The crowd has been well-behaved as dusk settles over the amphitheatre. The early warm up acts were fun for passing time until the main event, but may not be memorable. Except that one guy that… but I digress. Night arrives swiftly at this place, so it almost seems as if someone has simply thrown a switch and turned off the sky. Then, as our eyes adjust, we realize that he also turned on the stars.
Everyone quickly settles back into their seats as the amphitheatre plunges from navigable to one giant tripping hazard. We all quiet with anticipation.
The stage lights come up to reveal a contraption of some sort on an empty stage.
It fires bundles into the front three rows that turn out to be ponchos. Nervous laughter ensues, but the front three rows also don the ponchos.

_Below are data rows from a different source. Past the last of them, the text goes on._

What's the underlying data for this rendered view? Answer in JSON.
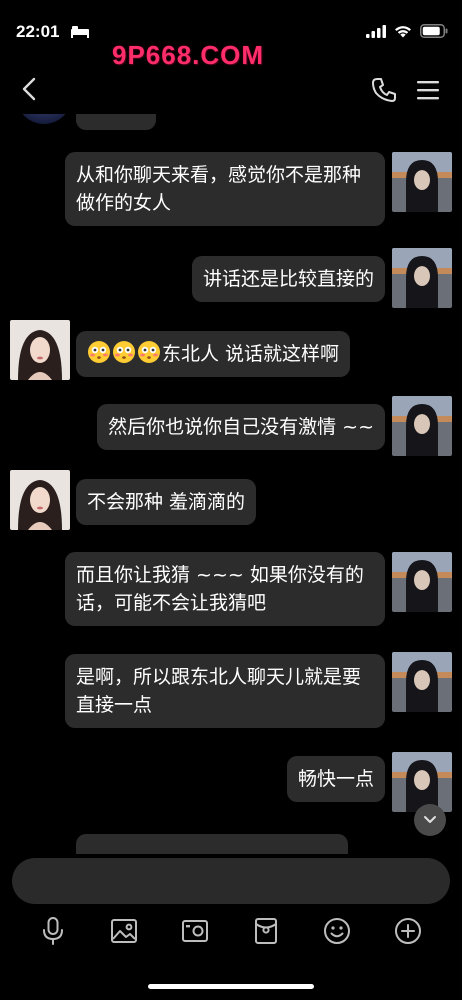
{
  "status_bar": {
    "time": "22:01"
  },
  "watermark": {
    "text": "9P668.COM"
  },
  "icons": {
    "back": "chevron-left-icon",
    "phone": "phone-icon",
    "menu": "hamburger-menu-icon",
    "scroll_down": "chevron-down-icon",
    "toolbar": [
      "microphone-icon",
      "image-icon",
      "camera-icon",
      "red-packet-icon",
      "smiley-icon",
      "plus-circle-icon"
    ]
  },
  "messages": [
    {
      "sender": "self",
      "text": "从和你聊天来看，感觉你不是那种做作的女人"
    },
    {
      "sender": "self",
      "text": "讲话还是比较直接的"
    },
    {
      "sender": "other",
      "emoji_count": 3,
      "emoji": "flushed-face-emoji",
      "text": "东北人 说话就这样啊"
    },
    {
      "sender": "self",
      "text": "然后你也说你自己没有激情 ~~"
    },
    {
      "sender": "other",
      "text": "不会那种 羞滴滴的"
    },
    {
      "sender": "self",
      "text": "而且你让我猜 ~~~ 如果你没有的话，可能不会让我猜吧"
    },
    {
      "sender": "self",
      "text": "是啊，所以跟东北人聊天儿就是要直接一点"
    },
    {
      "sender": "self",
      "text": "畅快一点"
    }
  ],
  "colors": {
    "background": "#000000",
    "bubble": "#2c2c2c",
    "watermark": "#ff2d6a",
    "input": "#2a2a2a"
  }
}
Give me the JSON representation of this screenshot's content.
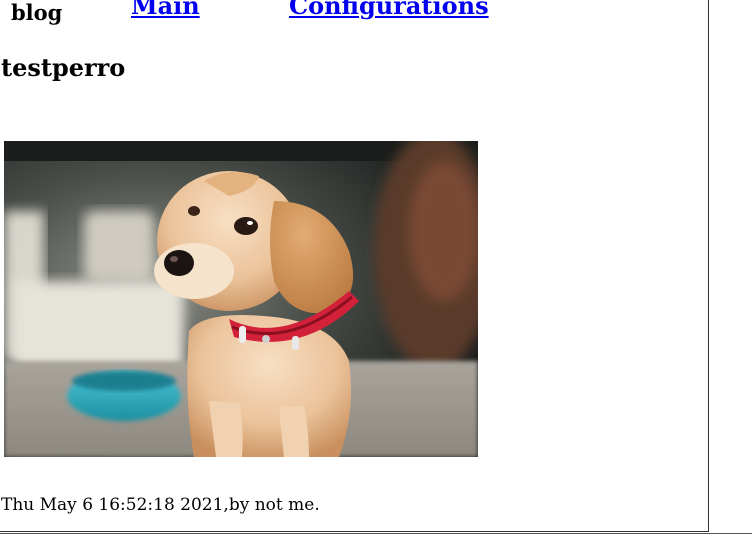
{
  "nav": {
    "brand": "blog",
    "links": [
      {
        "label": "Main"
      },
      {
        "label": "Configurations"
      }
    ]
  },
  "post": {
    "title": "testperro",
    "image": {
      "icon": "puppy-photo"
    },
    "meta": "Thu May 6 16:52:18 2021,by not me."
  },
  "colors": {
    "link": "#0000ee",
    "text": "#000000",
    "collar": "#d4213a",
    "bowl": "#2fb3c4"
  }
}
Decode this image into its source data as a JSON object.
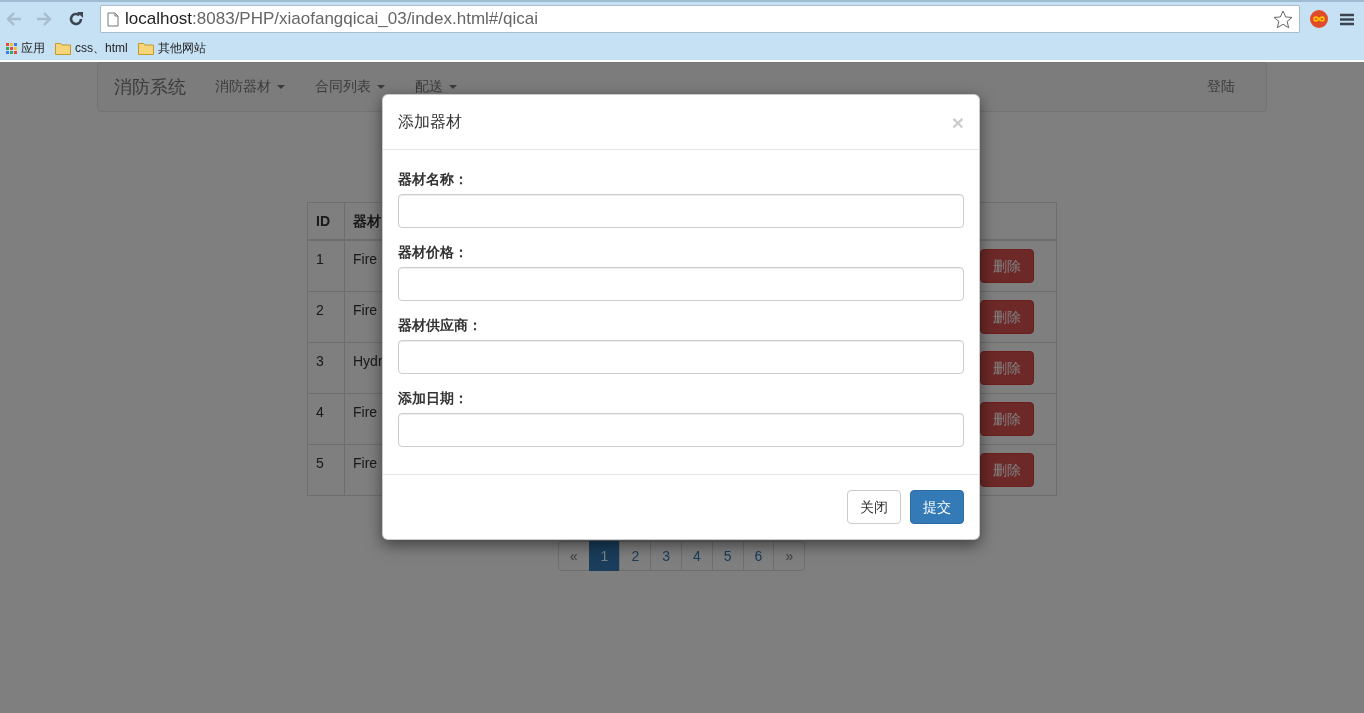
{
  "browser": {
    "url_host": "localhost",
    "url_rest": ":8083/PHP/xiaofangqicai_03/index.html#/qicai",
    "back_enabled": false,
    "forward_enabled": false,
    "bookmarks": [
      {
        "kind": "apps",
        "label": "应用"
      },
      {
        "kind": "folder",
        "label": "css、html"
      },
      {
        "kind": "folder",
        "label": "其他网站"
      }
    ]
  },
  "navbar": {
    "brand": "消防系统",
    "menus": [
      {
        "label": "消防器材",
        "dropdown": true
      },
      {
        "label": "合同列表",
        "dropdown": true
      },
      {
        "label": "配送",
        "dropdown": true
      }
    ],
    "right": "登陆"
  },
  "table": {
    "columns": [
      "ID",
      "器材"
    ],
    "rows": [
      {
        "id": "1",
        "name": "Fire",
        "action": "删除"
      },
      {
        "id": "2",
        "name": "Fire",
        "action": "删除"
      },
      {
        "id": "3",
        "name": "Hydr",
        "action": "删除"
      },
      {
        "id": "4",
        "name": "Fire",
        "action": "删除"
      },
      {
        "id": "5",
        "name": "Fire",
        "action": "删除"
      }
    ]
  },
  "pagination": {
    "prev": "«",
    "next": "»",
    "pages": [
      {
        "label": "1",
        "selected": true
      },
      {
        "label": "2",
        "selected": false
      },
      {
        "label": "3",
        "selected": false
      },
      {
        "label": "4",
        "selected": false
      },
      {
        "label": "5",
        "selected": false
      },
      {
        "label": "6",
        "selected": false
      }
    ]
  },
  "modal": {
    "title": "添加器材",
    "close": "×",
    "fields": [
      {
        "label": "器材名称："
      },
      {
        "label": "器材价格："
      },
      {
        "label": "器材供应商："
      },
      {
        "label": "添加日期："
      }
    ],
    "buttons": [
      {
        "label": "关闭",
        "kind": "default"
      },
      {
        "label": "提交",
        "kind": "primary"
      }
    ]
  }
}
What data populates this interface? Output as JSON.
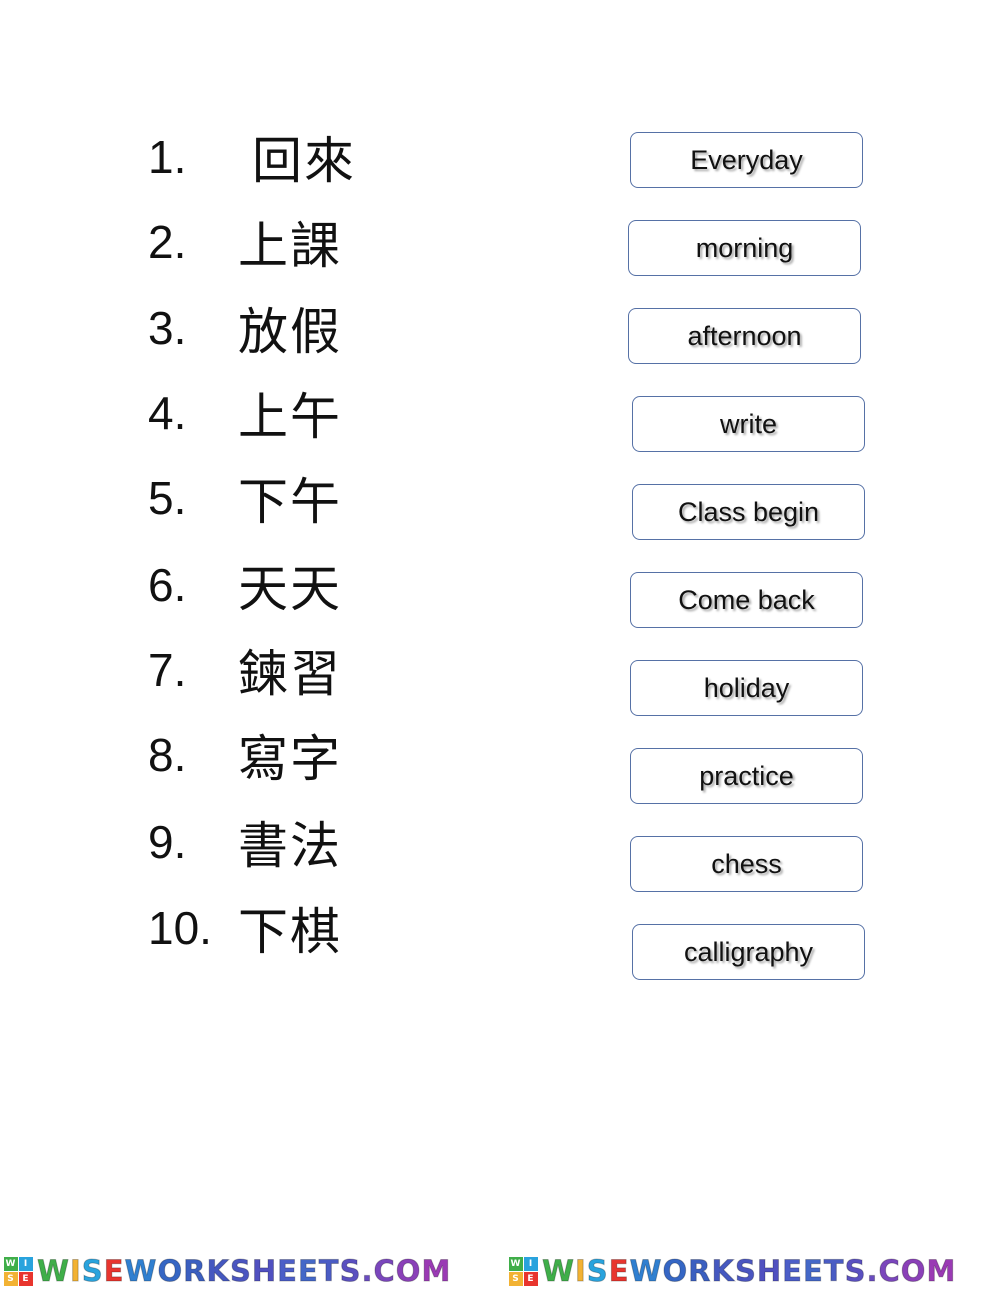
{
  "items": [
    {
      "number": "1.",
      "chinese": "回來"
    },
    {
      "number": "2.",
      "chinese": "上課"
    },
    {
      "number": "3.",
      "chinese": "放假"
    },
    {
      "number": "4.",
      "chinese": "上午"
    },
    {
      "number": "5.",
      "chinese": "下午"
    },
    {
      "number": "6.",
      "chinese": "天天"
    },
    {
      "number": "7.",
      "chinese": "鍊習"
    },
    {
      "number": "8.",
      "chinese": "寫字"
    },
    {
      "number": "9.",
      "chinese": "書法"
    },
    {
      "number": "10.",
      "chinese": "下棋"
    }
  ],
  "answers": [
    "Everyday",
    "morning",
    "afternoon",
    "write",
    "Class begin",
    "Come back",
    "holiday",
    "practice",
    "chess",
    "calligraphy"
  ],
  "footer": {
    "logo_text": "WISEWORKSHEETS.COM",
    "tile_letters": [
      "W",
      "I",
      "S",
      "E"
    ]
  },
  "colors": {
    "box_border": "#5671a6"
  }
}
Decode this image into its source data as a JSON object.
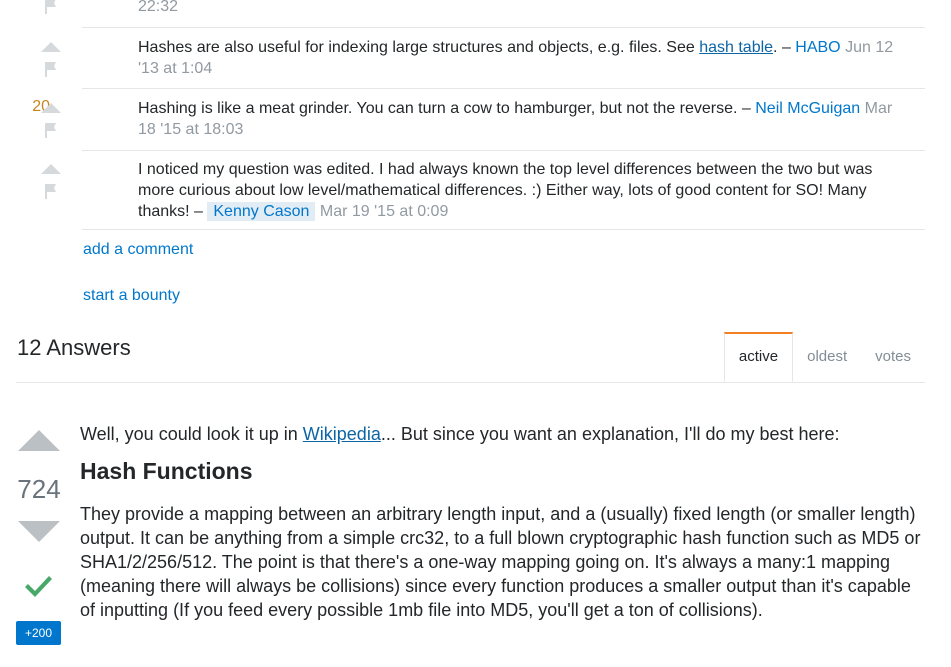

The device spins around. As it turns, spotlights reflect off it and scan the crowd. It stops, with a pin spot reflected onto a single seat, near an aisle. The other spotlight operators turn their lights around and join in, The seat is empty. Which seems a little strange in an otherwise sold-out house. The lights go off for a moment, then on, as all the spot operators blink their shutters in unison. Now the seat is occupied.
The occupant is dressed a little more formally than the rest of the audience. After a moment, he stands, and the crowd begins to realize that this was his entrance. He makes his way to the stage.
From that beginning, the show got weird.
At one point, he was juggling kids borrowed from the audience.
He set up a series of gramophones, and attempted to identify which was producing live sound and not a recording with the help of a small dog.
He did a knife catching act with dull knives.
It was strange and wondrous. All the professional performers who saw him were green with envy at his management of the crowd’s attention.
He did things that every critic had panned with their typical poisoned pens. But it probably didn’t help that his final bit was designed to annoy critics. He even said so from the stage, pointing out that by and large most critics would have already filed their reviews of his show by that point, so it was perfectly safe to mock them.
When the house lights came up, the audience response was immense.